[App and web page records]
++++

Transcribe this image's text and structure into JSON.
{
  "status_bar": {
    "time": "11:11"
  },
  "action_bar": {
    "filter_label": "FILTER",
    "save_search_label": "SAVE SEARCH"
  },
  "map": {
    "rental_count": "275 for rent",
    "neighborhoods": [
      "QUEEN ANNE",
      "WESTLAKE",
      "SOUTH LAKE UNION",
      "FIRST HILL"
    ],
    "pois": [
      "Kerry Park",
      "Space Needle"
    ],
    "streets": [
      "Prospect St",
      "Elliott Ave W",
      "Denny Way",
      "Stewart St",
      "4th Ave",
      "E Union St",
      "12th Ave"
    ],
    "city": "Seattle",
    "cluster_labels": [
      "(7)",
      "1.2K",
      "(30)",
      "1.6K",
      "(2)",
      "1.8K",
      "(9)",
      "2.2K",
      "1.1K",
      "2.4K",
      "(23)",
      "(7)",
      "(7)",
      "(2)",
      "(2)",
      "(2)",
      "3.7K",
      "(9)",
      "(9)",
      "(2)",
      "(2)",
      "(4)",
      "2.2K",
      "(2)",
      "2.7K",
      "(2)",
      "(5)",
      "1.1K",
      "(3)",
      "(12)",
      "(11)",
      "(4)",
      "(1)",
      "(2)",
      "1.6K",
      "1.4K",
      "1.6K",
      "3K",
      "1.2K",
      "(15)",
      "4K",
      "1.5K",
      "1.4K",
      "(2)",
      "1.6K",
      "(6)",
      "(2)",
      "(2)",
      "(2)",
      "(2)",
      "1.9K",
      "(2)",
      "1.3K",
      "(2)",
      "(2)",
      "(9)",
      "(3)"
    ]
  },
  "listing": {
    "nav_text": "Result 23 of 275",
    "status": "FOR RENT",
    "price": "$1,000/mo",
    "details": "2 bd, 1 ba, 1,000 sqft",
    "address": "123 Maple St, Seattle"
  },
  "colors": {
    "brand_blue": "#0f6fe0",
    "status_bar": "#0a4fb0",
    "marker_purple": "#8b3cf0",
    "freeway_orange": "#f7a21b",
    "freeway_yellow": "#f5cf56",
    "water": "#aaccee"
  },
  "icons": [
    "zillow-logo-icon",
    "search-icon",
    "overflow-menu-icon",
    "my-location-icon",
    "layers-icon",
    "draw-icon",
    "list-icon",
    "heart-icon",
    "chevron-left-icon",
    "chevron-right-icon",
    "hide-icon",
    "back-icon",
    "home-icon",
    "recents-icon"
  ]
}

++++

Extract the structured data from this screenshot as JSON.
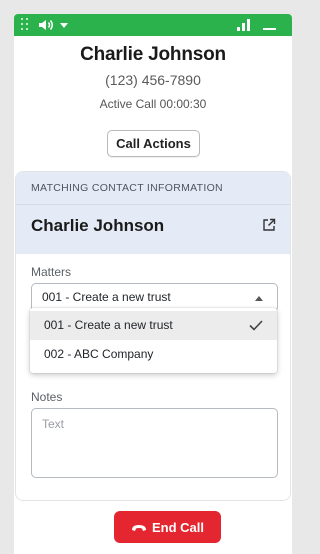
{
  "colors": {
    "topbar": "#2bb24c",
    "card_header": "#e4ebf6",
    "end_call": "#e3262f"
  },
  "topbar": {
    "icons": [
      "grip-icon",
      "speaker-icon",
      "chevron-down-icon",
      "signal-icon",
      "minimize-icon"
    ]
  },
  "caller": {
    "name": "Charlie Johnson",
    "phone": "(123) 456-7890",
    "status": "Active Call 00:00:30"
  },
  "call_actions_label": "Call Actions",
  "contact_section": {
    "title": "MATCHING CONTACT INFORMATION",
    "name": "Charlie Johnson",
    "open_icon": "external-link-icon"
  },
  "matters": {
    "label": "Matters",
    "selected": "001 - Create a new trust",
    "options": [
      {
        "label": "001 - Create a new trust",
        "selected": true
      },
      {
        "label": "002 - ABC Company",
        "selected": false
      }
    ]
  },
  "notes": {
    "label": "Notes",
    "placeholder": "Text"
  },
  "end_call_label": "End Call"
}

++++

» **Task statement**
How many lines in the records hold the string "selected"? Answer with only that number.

» **Answer for this exercise**
3